> What this task involves: The expected answer comprises all lines from the entries that contain the string "arrow".

(Items from an interface collection)
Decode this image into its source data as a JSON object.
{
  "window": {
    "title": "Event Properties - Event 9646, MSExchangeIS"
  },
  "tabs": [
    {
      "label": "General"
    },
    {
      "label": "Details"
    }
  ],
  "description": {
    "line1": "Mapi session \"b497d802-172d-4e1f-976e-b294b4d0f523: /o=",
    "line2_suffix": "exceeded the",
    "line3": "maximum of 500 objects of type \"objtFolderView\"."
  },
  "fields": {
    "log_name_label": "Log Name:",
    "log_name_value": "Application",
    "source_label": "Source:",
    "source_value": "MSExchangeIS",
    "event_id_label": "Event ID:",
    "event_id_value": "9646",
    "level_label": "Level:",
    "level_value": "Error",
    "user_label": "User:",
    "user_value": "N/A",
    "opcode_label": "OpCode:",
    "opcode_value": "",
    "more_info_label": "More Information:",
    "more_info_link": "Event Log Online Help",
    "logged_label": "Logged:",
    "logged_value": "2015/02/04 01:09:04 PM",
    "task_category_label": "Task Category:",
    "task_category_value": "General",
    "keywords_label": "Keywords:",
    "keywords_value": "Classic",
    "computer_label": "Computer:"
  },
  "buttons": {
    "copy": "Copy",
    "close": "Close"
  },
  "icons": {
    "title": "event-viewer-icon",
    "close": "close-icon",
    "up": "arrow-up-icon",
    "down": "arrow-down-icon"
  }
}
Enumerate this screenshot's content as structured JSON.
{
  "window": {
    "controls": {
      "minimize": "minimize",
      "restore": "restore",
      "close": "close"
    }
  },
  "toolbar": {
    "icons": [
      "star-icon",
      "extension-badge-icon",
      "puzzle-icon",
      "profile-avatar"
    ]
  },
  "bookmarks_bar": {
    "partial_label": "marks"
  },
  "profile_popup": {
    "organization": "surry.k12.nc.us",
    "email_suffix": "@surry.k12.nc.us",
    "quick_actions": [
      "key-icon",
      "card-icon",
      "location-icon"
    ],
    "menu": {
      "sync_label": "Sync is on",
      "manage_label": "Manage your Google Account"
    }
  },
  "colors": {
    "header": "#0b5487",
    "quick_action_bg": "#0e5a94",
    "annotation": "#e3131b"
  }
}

> Response to the exercise:
    "up": "arrow-up-icon",
    "down": "arrow-down-icon"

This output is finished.